_Task goal_:
Copy out the data below. Leave nothing out and alter nothing.

_Data to use_:
== == ==

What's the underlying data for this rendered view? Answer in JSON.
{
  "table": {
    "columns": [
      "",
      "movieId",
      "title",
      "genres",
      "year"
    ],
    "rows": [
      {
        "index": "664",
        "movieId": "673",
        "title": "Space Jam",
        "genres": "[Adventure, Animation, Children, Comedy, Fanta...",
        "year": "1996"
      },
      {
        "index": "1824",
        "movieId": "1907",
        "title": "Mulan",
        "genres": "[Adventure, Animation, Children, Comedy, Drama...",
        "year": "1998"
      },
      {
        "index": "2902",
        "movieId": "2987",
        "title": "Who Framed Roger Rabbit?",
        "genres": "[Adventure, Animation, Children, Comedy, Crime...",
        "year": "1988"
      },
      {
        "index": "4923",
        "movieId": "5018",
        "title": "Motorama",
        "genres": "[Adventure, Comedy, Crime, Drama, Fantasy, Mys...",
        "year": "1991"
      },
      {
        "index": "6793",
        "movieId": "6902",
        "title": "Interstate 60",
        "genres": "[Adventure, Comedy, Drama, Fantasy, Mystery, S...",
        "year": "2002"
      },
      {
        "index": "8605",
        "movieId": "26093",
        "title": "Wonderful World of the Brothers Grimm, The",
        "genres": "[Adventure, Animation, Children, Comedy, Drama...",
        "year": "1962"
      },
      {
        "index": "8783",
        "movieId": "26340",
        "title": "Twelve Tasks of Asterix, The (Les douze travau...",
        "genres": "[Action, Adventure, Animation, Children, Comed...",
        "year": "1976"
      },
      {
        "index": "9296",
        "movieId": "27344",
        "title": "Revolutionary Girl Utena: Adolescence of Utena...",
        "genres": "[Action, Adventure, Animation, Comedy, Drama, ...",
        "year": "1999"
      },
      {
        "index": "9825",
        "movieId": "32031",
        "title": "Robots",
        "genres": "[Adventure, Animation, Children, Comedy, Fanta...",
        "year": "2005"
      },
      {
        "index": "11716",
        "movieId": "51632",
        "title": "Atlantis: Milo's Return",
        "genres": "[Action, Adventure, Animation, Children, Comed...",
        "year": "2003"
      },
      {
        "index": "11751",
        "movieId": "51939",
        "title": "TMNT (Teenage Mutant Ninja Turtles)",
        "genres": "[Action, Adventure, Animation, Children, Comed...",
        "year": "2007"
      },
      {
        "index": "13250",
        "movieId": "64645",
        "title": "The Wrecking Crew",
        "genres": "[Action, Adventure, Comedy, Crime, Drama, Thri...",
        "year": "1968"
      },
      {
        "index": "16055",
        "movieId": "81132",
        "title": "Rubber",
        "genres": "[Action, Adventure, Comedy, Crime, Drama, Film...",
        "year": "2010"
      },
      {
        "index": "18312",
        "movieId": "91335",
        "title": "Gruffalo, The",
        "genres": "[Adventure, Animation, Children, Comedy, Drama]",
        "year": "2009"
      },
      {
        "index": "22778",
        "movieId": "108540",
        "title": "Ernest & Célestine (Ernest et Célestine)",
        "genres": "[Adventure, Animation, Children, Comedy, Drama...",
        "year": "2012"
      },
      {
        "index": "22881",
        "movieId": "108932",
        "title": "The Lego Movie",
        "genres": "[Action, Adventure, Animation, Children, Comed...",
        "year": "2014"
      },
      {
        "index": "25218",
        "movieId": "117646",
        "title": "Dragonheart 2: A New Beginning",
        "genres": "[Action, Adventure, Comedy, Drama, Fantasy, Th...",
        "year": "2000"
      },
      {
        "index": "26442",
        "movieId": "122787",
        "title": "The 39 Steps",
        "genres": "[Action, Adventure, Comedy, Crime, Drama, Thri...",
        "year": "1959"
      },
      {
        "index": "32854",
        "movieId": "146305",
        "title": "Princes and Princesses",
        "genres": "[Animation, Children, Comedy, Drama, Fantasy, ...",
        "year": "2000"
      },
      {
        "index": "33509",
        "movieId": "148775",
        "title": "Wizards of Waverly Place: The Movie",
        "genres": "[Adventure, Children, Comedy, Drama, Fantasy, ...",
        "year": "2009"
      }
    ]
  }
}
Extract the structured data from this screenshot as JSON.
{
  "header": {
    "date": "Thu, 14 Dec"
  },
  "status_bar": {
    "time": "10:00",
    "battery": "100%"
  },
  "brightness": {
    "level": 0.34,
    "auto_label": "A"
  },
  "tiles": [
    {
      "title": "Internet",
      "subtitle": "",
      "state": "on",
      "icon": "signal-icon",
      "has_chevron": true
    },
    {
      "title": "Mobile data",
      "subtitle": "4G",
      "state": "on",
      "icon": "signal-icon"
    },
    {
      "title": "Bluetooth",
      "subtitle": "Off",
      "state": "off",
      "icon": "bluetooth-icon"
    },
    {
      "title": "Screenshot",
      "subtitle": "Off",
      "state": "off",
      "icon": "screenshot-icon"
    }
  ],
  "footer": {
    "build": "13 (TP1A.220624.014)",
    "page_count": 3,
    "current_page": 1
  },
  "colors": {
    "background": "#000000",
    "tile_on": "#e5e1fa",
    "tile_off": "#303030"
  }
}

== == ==

_Exercise response_:
What's the underlying data for this rendered view? Answer in JSON.
{
  "table": {
    "columns": [
      "",
      "movieId",
      "title",
      "genres",
      "year"
    ],
    "rows": [
      {
        "index": "664",
        "movieId": "673",
        "title": "Space Jam",
        "genres": "[Adventure, Animation, Children, Comedy, Fanta...",
        "year": "1996"
      },
      {
        "index": "1824",
        "movieId": "1907",
        "title": "Mulan",
        "genres": "[Adventure, Animation, Children, Comedy, Drama...",
        "year": "1998"
      },
      {
        "index": "2902",
        "movieId": "2987",
        "title": "Who Framed Roger Rabbit?",
        "genres": "[Adventure, Animation, Children, Comedy, Crime...",
        "year": "1988"
      },
      {
        "index": "4923",
        "movieId": "5018",
        "title": "Motorama",
        "genres": "[Adventure, Comedy, Crime, Drama, Fantasy, Mys...",
        "year": "1991"
      },
      {
        "index": "6793",
        "movieId": "6902",
        "title": "Interstate 60",
        "genres": "[Adventure, Comedy, Drama, Fantasy, Mystery, S...",
        "year": "2002"
      },
      {
        "index": "8605",
        "movieId": "26093",
        "title": "Wonderful World of the Brothers Grimm, The",
        "genres": "[Adventure, Animation, Children, Comedy, Drama...",
        "year": "1962"
      },
      {
        "index": "8783",
        "movieId": "26340",
        "title": "Twelve Tasks of Asterix, The (Les douze travau...",
        "genres": "[Action, Adventure, Animation, Children, Comed...",
        "year": "1976"
      },
      {
        "index": "9296",
        "movieId": "27344",
        "title": "Revolutionary Girl Utena: Adolescence of Utena...",
        "genres": "[Action, Adventure, Animation, Comedy, Drama, ...",
        "year": "1999"
      },
      {
        "index": "9825",
        "movieId": "32031",
        "title": "Robots",
        "genres": "[Adventure, Animation, Children, Comedy, Fanta...",
        "year": "2005"
      },
      {
        "index": "11716",
        "movieId": "51632",
        "title": "Atlantis: Milo's Return",
        "genres": "[Action, Adventure, Animation, Children, Comed...",
        "year": "2003"
      },
      {
        "index": "11751",
        "movieId": "51939",
        "title": "TMNT (Teenage Mutant Ninja Turtles)",
        "genres": "[Action, Adventure, Animation, Children, Comed...",
        "year": "2007"
      },
      {
        "index": "13250",
        "movieId": "64645",
        "title": "The Wrecking Crew",
        "genres": "[Action, Adventure, Comedy, Crime, Drama, Thri...",
        "year": "1968"
      },
      {
        "index": "16055",
        "movieId": "81132",
        "title": "Rubber",
        "genres": "[Action, Adventure, Comedy, Crime, Drama, Film...",
        "year": "2010"
      },
      {
        "index": "18312",
        "movieId": "91335",
        "title": "Gruffalo, The",
        "genres": "[Adventure, Animation, Children, Comedy, Drama]",
        "year": "2009"
      },
      {
        "index": "22778",
        "movieId": "108540",
        "title": "Ernest & Célestine (Ernest et Célestine)",
        "genres": "[Adventure, Animation, Children, Comedy, Drama...",
        "year": "2012"
      },
      {
        "index": "22881",
        "movieId": "108932",
        "title": "The Lego Movie",
        "genres": "[Action, Adventure, Animation, Children, Comed...",
        "year": "2014"
      },
      {
        "index": "25218",
        "movieId": "117646",
        "title": "Dragonheart 2: A New Beginning",
        "genres": "[Action, Adventure, Comedy, Drama, Fantasy, Th...",
        "year": "2000"
      },
      {
        "index": "26442",
        "movieId": "122787",
        "title": "The 39 Steps",
        "genres": "[Action, Adventure, Comedy, Crime, Drama, Thri...",
        "year": "1959"
      },
      {
        "index": "32854",
        "movieId": "146305",
        "title": "Princes and Princesses",
        "genres": "[Animation, Children, Comedy, Drama, Fantasy, ...",
        "year": "2000"
      },
      {
        "index": "33509",
        "movieId": "148775",
        "title": "Wizards of Waverly Place: The Movie",
        "genres": "[Adventure, Children, Comedy, Drama, Fantasy, ...",
        "year": "2009"
      }
    ]
  }
}
Extract the structured data from this screenshot as JSON.
{
  "header": {
    "date": "Thu, 14 Dec"
  },
  "status_bar": {
    "time": "10:00",
    "battery": "100%"
  },
  "brightness": {
    "level": 0.34,
    "auto_label": "A"
  },
  "tiles": [
    {
      "title": "Internet",
      "subtitle": "",
      "state": "on",
      "icon": "signal-icon",
      "has_chevron": true
    },
    {
      "title": "Mobile data",
      "subtitle": "4G",
      "state": "on",
      "icon": "signal-icon"
    },
    {
      "title": "Bluetooth",
      "subtitle": "Off",
      "state": "off",
      "icon": "bluetooth-icon"
    },
    {
      "title": "Screenshot",
      "subtitle": "Off",
      "state": "off",
      "icon": "screenshot-icon"
    }
  ],
  "footer": {
    "build": "13 (TP1A.220624.014)",
    "page_count": 3,
    "current_page": 1
  },
  "colors": {
    "background": "#000000",
    "tile_on": "#e5e1fa",
    "tile_off": "#303030"
  }
}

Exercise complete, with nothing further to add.